Science Daily reports on astronomers making an atypically cute discovery. The Hubble Space Telescope has isolated nine new galaxies – the smallest galaxies ever observed: …[T]he nine compact galaxies discovered by the Hubble and Spitzer space telescopes are 100 to 1,000 times smaller than the Milky Way galaxy. “These are among the lowest mass galaxies ever directly observed in the early universe,” said Nor Pirzkal of the Space Telescope Science Institute in Baltimore. I bet they’re even cuddlier up close.
Because they’re going there, reports Nature. Not in person (not right away, anyway), but with the launch of a new satellite system: The Japan Aerospace Exploration Agency (JAXA) is calling it the biggest lunar mission since NASA’s Apollo programme. The JPY 32 billion (US$279 million) satellite, called the Selenological and Engineering Explorer (SELENE), will survey the Moon’s mineralogy, topology and gravity gradients.

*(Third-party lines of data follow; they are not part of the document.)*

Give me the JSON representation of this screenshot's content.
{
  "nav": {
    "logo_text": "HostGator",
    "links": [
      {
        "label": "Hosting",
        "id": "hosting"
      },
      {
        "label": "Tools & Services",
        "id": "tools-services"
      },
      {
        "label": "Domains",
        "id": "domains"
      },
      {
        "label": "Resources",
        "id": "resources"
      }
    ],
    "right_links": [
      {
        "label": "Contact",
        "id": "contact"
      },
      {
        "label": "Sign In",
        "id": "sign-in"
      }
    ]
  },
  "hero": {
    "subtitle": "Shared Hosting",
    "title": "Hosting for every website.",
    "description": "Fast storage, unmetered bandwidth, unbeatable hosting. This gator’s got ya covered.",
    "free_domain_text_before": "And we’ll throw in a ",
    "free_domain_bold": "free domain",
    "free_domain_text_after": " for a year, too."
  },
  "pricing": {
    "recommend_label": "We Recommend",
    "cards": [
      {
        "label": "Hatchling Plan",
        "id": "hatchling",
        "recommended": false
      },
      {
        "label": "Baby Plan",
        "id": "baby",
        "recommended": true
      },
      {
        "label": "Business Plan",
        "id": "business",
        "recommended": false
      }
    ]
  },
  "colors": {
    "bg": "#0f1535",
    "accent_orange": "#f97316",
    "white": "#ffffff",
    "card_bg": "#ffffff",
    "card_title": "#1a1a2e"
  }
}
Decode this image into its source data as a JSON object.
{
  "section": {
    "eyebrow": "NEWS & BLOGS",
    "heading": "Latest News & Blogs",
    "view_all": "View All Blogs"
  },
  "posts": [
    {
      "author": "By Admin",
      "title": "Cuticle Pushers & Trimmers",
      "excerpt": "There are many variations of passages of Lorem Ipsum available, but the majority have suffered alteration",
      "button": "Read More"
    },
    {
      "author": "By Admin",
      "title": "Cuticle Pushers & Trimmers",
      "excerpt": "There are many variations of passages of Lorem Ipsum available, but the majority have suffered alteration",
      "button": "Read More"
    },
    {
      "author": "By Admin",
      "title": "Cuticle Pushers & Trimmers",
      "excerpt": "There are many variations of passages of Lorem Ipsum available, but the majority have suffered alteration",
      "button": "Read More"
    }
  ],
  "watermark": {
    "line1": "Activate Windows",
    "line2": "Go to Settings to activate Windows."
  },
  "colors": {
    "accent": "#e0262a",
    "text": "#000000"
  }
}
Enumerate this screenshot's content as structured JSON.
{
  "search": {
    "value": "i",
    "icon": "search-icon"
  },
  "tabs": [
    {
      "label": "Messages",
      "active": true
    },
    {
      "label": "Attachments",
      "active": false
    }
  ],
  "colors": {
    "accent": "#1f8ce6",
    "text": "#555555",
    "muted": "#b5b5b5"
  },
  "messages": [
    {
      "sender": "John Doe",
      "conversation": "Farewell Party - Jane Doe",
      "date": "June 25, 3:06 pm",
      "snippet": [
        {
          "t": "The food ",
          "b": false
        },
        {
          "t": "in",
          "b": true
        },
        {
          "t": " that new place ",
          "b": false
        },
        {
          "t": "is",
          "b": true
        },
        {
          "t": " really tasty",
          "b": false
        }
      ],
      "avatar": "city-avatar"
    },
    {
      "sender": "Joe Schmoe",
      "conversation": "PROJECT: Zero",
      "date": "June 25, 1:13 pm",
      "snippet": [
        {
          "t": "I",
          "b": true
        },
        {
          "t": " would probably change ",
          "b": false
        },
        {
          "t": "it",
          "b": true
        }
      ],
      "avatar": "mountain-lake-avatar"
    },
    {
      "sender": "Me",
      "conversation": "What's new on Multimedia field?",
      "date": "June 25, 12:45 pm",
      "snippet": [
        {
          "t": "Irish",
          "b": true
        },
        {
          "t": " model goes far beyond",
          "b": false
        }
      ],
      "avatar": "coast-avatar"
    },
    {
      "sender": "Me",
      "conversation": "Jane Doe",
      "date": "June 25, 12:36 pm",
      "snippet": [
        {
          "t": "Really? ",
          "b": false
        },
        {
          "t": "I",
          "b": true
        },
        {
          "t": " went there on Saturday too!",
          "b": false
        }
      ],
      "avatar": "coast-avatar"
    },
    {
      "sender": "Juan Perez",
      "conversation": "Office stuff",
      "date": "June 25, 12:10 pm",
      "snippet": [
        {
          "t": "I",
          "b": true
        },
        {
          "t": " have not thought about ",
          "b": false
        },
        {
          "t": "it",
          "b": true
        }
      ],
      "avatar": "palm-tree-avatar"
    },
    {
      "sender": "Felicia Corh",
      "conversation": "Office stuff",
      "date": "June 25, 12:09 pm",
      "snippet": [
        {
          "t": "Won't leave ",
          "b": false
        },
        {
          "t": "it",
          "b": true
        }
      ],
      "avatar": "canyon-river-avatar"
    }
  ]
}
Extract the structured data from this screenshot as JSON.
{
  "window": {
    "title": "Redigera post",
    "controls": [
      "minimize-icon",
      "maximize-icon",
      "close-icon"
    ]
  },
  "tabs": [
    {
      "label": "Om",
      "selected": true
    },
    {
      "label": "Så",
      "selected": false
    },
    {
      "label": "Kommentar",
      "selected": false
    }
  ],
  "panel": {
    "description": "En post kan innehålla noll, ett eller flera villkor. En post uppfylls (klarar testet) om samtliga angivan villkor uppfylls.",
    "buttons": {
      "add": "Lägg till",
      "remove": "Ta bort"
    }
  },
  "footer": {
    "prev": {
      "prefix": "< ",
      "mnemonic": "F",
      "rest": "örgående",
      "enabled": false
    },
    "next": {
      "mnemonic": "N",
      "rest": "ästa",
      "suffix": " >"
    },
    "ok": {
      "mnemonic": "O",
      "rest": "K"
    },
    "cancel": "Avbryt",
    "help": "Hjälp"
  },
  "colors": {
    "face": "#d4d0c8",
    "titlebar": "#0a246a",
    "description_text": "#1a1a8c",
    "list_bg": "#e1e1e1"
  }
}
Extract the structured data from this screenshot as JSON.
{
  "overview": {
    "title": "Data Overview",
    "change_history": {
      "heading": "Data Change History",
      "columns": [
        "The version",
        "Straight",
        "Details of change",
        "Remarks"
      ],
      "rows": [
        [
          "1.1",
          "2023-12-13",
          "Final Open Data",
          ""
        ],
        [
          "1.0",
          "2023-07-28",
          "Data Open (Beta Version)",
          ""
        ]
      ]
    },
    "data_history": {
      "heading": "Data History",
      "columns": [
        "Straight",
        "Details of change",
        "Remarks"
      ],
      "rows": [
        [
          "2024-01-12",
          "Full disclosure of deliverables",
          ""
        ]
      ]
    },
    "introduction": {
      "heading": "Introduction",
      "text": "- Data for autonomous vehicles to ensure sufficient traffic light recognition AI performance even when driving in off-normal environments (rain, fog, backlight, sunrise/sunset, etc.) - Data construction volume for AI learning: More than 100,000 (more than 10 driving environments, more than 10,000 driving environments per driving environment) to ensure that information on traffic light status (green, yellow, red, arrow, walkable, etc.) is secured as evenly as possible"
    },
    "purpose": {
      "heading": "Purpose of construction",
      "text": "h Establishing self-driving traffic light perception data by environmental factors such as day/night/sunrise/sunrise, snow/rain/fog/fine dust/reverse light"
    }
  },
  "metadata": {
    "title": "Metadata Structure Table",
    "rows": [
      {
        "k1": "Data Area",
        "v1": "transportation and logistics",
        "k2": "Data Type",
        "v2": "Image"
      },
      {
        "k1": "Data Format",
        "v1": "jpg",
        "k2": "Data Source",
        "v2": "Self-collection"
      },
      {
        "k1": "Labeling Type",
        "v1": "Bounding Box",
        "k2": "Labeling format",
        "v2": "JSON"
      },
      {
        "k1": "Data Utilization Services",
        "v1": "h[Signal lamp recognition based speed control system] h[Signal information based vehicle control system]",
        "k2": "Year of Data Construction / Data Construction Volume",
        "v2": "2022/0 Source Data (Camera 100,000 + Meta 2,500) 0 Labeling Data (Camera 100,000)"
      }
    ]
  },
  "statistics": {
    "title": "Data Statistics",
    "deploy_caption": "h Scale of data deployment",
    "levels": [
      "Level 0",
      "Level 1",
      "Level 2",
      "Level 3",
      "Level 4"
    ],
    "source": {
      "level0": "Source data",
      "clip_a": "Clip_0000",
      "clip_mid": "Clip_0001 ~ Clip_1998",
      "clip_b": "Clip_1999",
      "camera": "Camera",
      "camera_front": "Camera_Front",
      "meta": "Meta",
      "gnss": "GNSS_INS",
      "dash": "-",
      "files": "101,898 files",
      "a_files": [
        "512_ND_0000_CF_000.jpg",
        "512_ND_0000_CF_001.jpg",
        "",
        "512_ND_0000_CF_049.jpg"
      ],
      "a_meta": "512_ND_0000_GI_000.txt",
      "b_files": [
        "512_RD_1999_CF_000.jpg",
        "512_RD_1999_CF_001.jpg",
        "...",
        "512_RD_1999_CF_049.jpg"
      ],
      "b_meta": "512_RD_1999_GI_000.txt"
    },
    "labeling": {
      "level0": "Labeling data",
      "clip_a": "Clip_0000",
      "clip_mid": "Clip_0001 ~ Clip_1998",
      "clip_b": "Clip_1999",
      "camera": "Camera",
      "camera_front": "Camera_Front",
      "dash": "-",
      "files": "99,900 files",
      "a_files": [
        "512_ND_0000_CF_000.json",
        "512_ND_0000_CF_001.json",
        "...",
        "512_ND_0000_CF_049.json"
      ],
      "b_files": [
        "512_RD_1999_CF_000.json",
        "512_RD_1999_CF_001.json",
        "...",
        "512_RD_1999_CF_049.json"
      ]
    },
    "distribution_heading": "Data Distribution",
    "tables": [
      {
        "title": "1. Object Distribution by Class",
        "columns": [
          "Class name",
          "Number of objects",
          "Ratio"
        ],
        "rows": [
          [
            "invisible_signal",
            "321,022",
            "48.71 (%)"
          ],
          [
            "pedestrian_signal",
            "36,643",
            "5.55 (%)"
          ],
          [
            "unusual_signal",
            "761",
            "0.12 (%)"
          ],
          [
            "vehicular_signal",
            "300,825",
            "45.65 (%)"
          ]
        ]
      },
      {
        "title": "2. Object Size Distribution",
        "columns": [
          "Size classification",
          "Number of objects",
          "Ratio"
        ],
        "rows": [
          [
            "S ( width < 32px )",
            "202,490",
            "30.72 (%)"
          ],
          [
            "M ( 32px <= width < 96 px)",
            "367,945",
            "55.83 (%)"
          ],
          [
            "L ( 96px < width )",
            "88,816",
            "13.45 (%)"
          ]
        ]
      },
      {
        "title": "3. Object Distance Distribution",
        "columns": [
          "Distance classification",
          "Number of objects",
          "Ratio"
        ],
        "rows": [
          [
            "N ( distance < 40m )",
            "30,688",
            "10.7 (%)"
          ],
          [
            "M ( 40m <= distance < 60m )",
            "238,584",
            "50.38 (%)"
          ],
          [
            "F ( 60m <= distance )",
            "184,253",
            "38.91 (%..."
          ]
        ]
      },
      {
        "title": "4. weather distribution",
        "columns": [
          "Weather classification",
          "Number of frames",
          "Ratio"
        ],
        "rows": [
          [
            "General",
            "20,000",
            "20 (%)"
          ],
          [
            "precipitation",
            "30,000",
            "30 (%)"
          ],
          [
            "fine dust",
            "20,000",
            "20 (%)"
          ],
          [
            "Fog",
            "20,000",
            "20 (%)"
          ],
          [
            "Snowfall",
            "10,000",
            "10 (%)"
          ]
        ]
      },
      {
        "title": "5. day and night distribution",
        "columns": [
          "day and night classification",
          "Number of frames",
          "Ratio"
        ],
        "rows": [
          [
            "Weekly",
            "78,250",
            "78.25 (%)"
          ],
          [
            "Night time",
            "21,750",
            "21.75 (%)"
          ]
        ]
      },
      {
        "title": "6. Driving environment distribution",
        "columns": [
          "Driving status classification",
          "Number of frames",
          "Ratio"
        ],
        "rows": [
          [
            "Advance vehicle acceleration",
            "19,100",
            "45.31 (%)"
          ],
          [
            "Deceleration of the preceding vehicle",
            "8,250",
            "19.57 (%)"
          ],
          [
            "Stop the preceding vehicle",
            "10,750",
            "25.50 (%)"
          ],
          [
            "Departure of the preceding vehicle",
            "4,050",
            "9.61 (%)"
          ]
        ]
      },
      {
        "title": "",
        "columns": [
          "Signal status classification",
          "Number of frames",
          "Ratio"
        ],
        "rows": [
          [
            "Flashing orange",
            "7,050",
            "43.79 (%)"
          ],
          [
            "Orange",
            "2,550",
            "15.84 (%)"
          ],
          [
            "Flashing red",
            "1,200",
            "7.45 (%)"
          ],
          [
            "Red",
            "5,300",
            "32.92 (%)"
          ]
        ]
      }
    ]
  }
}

By October 9, SELENE will release a small signal-boosting satellite, and by the 12th, a larger lunar orbiter will be sending back surveys of the lunar surface and the moon’s gravity field. NASA has an orbiter going up next year.
That’s what those feisty young upstarts New Scientist are trying to tell us – that replacing sugar with honey will keep us bright, sharp and relaxed into our golden years: Honey-fed rats spent almost twice as much time in the open sections of an assessment maze than sucrose-fed rats, suggesting they were less anxious. They were also were more likely to enter novel sections of a Y-shaped maze, suggesting they knew where they had been previously and had better spatial memory. So let’s all take it easy with a spoonful on toast, shall we?
Tabulae sceleti et musculorum corporis humani by anatomist Bernard Albinus and illustrator Jan Wandelaar, 1747. Apparently, the rhino’s name was Clara, and she was quite the science illustration celebrity at the time. More on Albinus and Wandelaar here and here, and more on Clara here. from the Street Anatomy blog.
Dark energy is the mysterious force that keeps the universe from imploding – or, some say, is pushing us all farther and farther apart. Other than that, we don’t know a thing about it. But, Nature reports, we soon will: The panel gives top marks to a Joint Dark Energy Mission (JDEM) to probe dark energy, a mysterious force that is pushing the Universe apart. “JDEM will significantly advance both dark energy and general astrophysical research,” the report reads. In addition, the panel says, its billion-dollar price tag, to be split roughly equally with the US Department of Energy, makes it one of the cheaper options. The panel recommends starting the JDEM mission, for which the technologies are largely established, as early as 2009.